Task details: Please reproduce all of the entries exactly, without omitting any.
[[ Data to process open ]]
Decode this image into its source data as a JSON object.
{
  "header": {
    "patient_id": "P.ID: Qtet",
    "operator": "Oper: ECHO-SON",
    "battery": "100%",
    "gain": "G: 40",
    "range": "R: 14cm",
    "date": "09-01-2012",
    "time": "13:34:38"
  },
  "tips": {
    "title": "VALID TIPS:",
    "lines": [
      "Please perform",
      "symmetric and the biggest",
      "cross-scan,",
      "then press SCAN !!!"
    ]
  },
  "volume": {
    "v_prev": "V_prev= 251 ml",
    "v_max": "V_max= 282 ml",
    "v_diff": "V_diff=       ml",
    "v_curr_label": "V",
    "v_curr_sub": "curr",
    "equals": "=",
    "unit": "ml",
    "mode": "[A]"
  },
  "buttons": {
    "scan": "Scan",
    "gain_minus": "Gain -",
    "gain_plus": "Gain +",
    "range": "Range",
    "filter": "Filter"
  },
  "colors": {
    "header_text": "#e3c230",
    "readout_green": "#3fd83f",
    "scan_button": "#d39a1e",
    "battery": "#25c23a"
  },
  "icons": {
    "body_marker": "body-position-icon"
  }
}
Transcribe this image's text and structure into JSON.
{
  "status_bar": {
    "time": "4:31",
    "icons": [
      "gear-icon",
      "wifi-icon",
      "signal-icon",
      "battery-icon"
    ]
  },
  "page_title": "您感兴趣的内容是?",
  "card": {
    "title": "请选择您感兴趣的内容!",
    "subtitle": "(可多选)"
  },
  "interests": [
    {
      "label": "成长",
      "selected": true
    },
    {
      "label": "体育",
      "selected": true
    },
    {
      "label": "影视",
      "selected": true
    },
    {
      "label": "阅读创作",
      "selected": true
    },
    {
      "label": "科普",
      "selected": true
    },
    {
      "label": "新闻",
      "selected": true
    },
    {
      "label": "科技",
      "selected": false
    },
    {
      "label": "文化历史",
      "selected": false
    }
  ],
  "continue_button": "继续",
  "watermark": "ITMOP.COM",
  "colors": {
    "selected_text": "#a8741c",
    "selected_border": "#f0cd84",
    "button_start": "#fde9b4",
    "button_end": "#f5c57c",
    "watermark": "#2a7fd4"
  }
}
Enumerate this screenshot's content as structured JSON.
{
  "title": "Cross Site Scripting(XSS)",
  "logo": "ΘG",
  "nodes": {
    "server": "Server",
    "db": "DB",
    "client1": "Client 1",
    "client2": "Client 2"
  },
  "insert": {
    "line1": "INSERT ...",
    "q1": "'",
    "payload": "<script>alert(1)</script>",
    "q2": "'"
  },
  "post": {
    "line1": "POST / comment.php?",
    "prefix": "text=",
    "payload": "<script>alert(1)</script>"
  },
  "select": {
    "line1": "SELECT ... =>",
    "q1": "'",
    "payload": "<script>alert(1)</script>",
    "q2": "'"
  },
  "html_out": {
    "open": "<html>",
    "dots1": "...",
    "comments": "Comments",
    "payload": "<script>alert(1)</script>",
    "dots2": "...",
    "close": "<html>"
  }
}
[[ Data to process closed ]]
Result of the task:
Decode this image into its source data as a JSON object.
{
  "header": {
    "patient_id": "P.ID: Qtet",
    "operator": "Oper: ECHO-SON",
    "battery": "100%",
    "gain": "G: 40",
    "range": "R: 14cm",
    "date": "09-01-2012",
    "time": "13:34:38"
  },
  "tips": {
    "title": "VALID TIPS:",
    "lines": [
      "Please perform",
      "symmetric and the biggest",
      "cross-scan,",
      "then press SCAN !!!"
    ]
  },
  "volume": {
    "v_prev": "V_prev= 251 ml",
    "v_max": "V_max= 282 ml",
    "v_diff": "V_diff=       ml",
    "v_curr_label": "V",
    "v_curr_sub": "curr",
    "equals": "=",
    "unit": "ml",
    "mode": "[A]"
  },
  "buttons": {
    "scan": "Scan",
    "gain_minus": "Gain -",
    "gain_plus": "Gain +",
    "range": "Range",
    "filter": "Filter"
  },
  "colors": {
    "header_text": "#e3c230",
    "readout_green": "#3fd83f",
    "scan_button": "#d39a1e",
    "battery": "#25c23a"
  },
  "icons": {
    "body_marker": "body-position-icon"
  }
}
Transcribe this image's text and structure into JSON.
{
  "status_bar": {
    "time": "4:31",
    "icons": [
      "gear-icon",
      "wifi-icon",
      "signal-icon",
      "battery-icon"
    ]
  },
  "page_title": "您感兴趣的内容是?",
  "card": {
    "title": "请选择您感兴趣的内容!",
    "subtitle": "(可多选)"
  },
  "interests": [
    {
      "label": "成长",
      "selected": true
    },
    {
      "label": "体育",
      "selected": true
    },
    {
      "label": "影视",
      "selected": true
    },
    {
      "label": "阅读创作",
      "selected": true
    },
    {
      "label": "科普",
      "selected": true
    },
    {
      "label": "新闻",
      "selected": true
    },
    {
      "label": "科技",
      "selected": false
    },
    {
      "label": "文化历史",
      "selected": false
    }
  ],
  "continue_button": "继续",
  "watermark": "ITMOP.COM",
  "colors": {
    "selected_text": "#a8741c",
    "selected_border": "#f0cd84",
    "button_start": "#fde9b4",
    "button_end": "#f5c57c",
    "watermark": "#2a7fd4"
  }
}
Enumerate this screenshot's content as structured JSON.
{
  "title": "Cross Site Scripting(XSS)",
  "logo": "ΘG",
  "nodes": {
    "server": "Server",
    "db": "DB",
    "client1": "Client 1",
    "client2": "Client 2"
  },
  "insert": {
    "line1": "INSERT ...",
    "q1": "'",
    "payload": "<script>alert(1)</script>",
    "q2": "'"
  },
  "post": {
    "line1": "POST / comment.php?",
    "prefix": "text=",
    "payload": "<script>alert(1)</script>"
  },
  "select": {
    "line1": "SELECT ... =>",
    "q1": "'",
    "payload": "<script>alert(1)</script>",
    "q2": "'"
  },
  "html_out": {
    "open": "<html>",
    "dots1": "...",
    "comments": "Comments",
    "payload": "<script>alert(1)</script>",
    "dots2": "...",
    "close": "<html>"
  }
}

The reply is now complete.